▶ _Instructions for the task_: Please write out every line of the material exactly.

▶ _Records supplied_:
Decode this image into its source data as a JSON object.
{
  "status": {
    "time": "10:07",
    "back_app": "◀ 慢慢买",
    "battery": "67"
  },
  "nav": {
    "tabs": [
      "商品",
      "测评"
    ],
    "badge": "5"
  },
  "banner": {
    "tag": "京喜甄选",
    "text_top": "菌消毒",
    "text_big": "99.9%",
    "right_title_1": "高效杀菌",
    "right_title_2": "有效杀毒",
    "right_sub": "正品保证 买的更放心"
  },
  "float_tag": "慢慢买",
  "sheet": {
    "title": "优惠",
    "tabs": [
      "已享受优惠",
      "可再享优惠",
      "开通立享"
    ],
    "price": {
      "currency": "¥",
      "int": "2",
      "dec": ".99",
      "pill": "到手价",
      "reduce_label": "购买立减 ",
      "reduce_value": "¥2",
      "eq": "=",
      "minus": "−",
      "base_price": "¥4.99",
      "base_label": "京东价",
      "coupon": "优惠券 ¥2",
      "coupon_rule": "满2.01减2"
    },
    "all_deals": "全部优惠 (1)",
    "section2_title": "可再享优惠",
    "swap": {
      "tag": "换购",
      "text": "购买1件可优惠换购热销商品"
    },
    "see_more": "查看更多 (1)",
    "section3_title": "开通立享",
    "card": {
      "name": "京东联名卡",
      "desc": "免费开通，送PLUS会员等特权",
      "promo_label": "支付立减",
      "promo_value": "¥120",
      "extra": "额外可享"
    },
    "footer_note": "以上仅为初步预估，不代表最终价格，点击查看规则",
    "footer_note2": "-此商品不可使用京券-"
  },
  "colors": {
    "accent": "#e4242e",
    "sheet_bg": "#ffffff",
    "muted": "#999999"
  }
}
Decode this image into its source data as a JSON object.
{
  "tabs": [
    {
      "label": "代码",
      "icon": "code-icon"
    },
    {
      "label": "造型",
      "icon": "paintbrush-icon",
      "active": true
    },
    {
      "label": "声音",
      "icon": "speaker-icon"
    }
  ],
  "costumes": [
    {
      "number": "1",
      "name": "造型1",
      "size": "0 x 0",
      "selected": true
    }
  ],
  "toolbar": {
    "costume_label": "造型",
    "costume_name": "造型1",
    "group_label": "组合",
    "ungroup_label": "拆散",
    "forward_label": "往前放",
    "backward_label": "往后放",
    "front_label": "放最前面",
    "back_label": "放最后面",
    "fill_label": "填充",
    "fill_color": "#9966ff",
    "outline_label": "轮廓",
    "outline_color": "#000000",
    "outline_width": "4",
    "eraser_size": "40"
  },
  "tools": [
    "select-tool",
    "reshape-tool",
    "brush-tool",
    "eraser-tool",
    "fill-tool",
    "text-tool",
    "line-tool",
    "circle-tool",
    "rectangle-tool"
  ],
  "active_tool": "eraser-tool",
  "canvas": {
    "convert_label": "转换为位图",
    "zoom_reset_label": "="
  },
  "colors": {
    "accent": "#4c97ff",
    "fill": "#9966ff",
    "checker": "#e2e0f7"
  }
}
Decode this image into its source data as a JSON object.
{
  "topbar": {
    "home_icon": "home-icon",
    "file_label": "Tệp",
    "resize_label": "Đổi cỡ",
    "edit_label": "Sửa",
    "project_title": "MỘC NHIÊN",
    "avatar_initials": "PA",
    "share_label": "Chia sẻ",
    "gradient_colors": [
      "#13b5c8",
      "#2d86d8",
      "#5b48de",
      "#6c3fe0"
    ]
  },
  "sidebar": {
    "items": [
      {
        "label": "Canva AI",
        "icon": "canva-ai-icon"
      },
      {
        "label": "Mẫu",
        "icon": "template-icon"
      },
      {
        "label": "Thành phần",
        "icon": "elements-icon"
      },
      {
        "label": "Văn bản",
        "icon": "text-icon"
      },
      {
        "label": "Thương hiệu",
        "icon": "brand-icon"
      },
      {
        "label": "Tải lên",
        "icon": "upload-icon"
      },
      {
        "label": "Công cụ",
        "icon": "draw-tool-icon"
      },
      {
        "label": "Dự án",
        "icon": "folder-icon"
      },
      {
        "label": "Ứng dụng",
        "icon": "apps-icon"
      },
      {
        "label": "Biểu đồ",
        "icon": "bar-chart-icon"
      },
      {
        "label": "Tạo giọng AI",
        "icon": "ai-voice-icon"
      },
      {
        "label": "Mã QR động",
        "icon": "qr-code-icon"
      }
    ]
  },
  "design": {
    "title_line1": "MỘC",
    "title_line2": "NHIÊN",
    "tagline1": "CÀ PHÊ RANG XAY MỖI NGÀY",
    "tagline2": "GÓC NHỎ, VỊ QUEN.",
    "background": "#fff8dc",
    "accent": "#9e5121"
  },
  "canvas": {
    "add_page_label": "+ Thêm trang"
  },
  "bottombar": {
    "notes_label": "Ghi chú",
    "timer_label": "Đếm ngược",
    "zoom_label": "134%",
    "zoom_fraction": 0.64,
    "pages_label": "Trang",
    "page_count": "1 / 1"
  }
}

▶ _Answer to this problem_:
Decode this image into its source data as a JSON object.
{
  "status": {
    "time": "10:07",
    "back_app": "◀ 慢慢买",
    "battery": "67"
  },
  "nav": {
    "tabs": [
      "商品",
      "测评"
    ],
    "badge": "5"
  },
  "banner": {
    "tag": "京喜甄选",
    "text_top": "菌消毒",
    "text_big": "99.9%",
    "right_title_1": "高效杀菌",
    "right_title_2": "有效杀毒",
    "right_sub": "正品保证 买的更放心"
  },
  "float_tag": "慢慢买",
  "sheet": {
    "title": "优惠",
    "tabs": [
      "已享受优惠",
      "可再享优惠",
      "开通立享"
    ],
    "price": {
      "currency": "¥",
      "int": "2",
      "dec": ".99",
      "pill": "到手价",
      "reduce_label": "购买立减 ",
      "reduce_value": "¥2",
      "eq": "=",
      "minus": "−",
      "base_price": "¥4.99",
      "base_label": "京东价",
      "coupon": "优惠券 ¥2",
      "coupon_rule": "满2.01减2"
    },
    "all_deals": "全部优惠 (1)",
    "section2_title": "可再享优惠",
    "swap": {
      "tag": "换购",
      "text": "购买1件可优惠换购热销商品"
    },
    "see_more": "查看更多 (1)",
    "section3_title": "开通立享",
    "card": {
      "name": "京东联名卡",
      "desc": "免费开通，送PLUS会员等特权",
      "promo_label": "支付立减",
      "promo_value": "¥120",
      "extra": "额外可享"
    },
    "footer_note": "以上仅为初步预估，不代表最终价格，点击查看规则",
    "footer_note2": "-此商品不可使用京券-"
  },
  "colors": {
    "accent": "#e4242e",
    "sheet_bg": "#ffffff",
    "muted": "#999999"
  }
}
Decode this image into its source data as a JSON object.
{
  "tabs": [
    {
      "label": "代码",
      "icon": "code-icon"
    },
    {
      "label": "造型",
      "icon": "paintbrush-icon",
      "active": true
    },
    {
      "label": "声音",
      "icon": "speaker-icon"
    }
  ],
  "costumes": [
    {
      "number": "1",
      "name": "造型1",
      "size": "0 x 0",
      "selected": true
    }
  ],
  "toolbar": {
    "costume_label": "造型",
    "costume_name": "造型1",
    "group_label": "组合",
    "ungroup_label": "拆散",
    "forward_label": "往前放",
    "backward_label": "往后放",
    "front_label": "放最前面",
    "back_label": "放最后面",
    "fill_label": "填充",
    "fill_color": "#9966ff",
    "outline_label": "轮廓",
    "outline_color": "#000000",
    "outline_width": "4",
    "eraser_size": "40"
  },
  "tools": [
    "select-tool",
    "reshape-tool",
    "brush-tool",
    "eraser-tool",
    "fill-tool",
    "text-tool",
    "line-tool",
    "circle-tool",
    "rectangle-tool"
  ],
  "active_tool": "eraser-tool",
  "canvas": {
    "convert_label": "转换为位图",
    "zoom_reset_label": "="
  },
  "colors": {
    "accent": "#4c97ff",
    "fill": "#9966ff",
    "checker": "#e2e0f7"
  }
}
Decode this image into its source data as a JSON object.
{
  "topbar": {
    "home_icon": "home-icon",
    "file_label": "Tệp",
    "resize_label": "Đổi cỡ",
    "edit_label": "Sửa",
    "project_title": "MỘC NHIÊN",
    "avatar_initials": "PA",
    "share_label": "Chia sẻ",
    "gradient_colors": [
      "#13b5c8",
      "#2d86d8",
      "#5b48de",
      "#6c3fe0"
    ]
  },
  "sidebar": {
    "items": [
      {
        "label": "Canva AI",
        "icon": "canva-ai-icon"
      },
      {
        "label": "Mẫu",
        "icon": "template-icon"
      },
      {
        "label": "Thành phần",
        "icon": "elements-icon"
      },
      {
        "label": "Văn bản",
        "icon": "text-icon"
      },
      {
        "label": "Thương hiệu",
        "icon": "brand-icon"
      },
      {
        "label": "Tải lên",
        "icon": "upload-icon"
      },
      {
        "label": "Công cụ",
        "icon": "draw-tool-icon"
      },
      {
        "label": "Dự án",
        "icon": "folder-icon"
      },
      {
        "label": "Ứng dụng",
        "icon": "apps-icon"
      },
      {
        "label": "Biểu đồ",
        "icon": "bar-chart-icon"
      },
      {
        "label": "Tạo giọng AI",
        "icon": "ai-voice-icon"
      },
      {
        "label": "Mã QR động",
        "icon": "qr-code-icon"
      }
    ]
  },
  "design": {
    "title_line1": "MỘC",
    "title_line2": "NHIÊN",
    "tagline1": "CÀ PHÊ RANG XAY MỖI NGÀY",
    "tagline2": "GÓC NHỎ, VỊ QUEN.",
    "background": "#fff8dc",
    "accent": "#9e5121"
  },
  "canvas": {
    "add_page_label": "+ Thêm trang"
  },
  "bottombar": {
    "notes_label": "Ghi chú",
    "timer_label": "Đếm ngược",
    "zoom_label": "134%",
    "zoom_fraction": 0.64,
    "pages_label": "Trang",
    "page_count": "1 / 1"
  }
}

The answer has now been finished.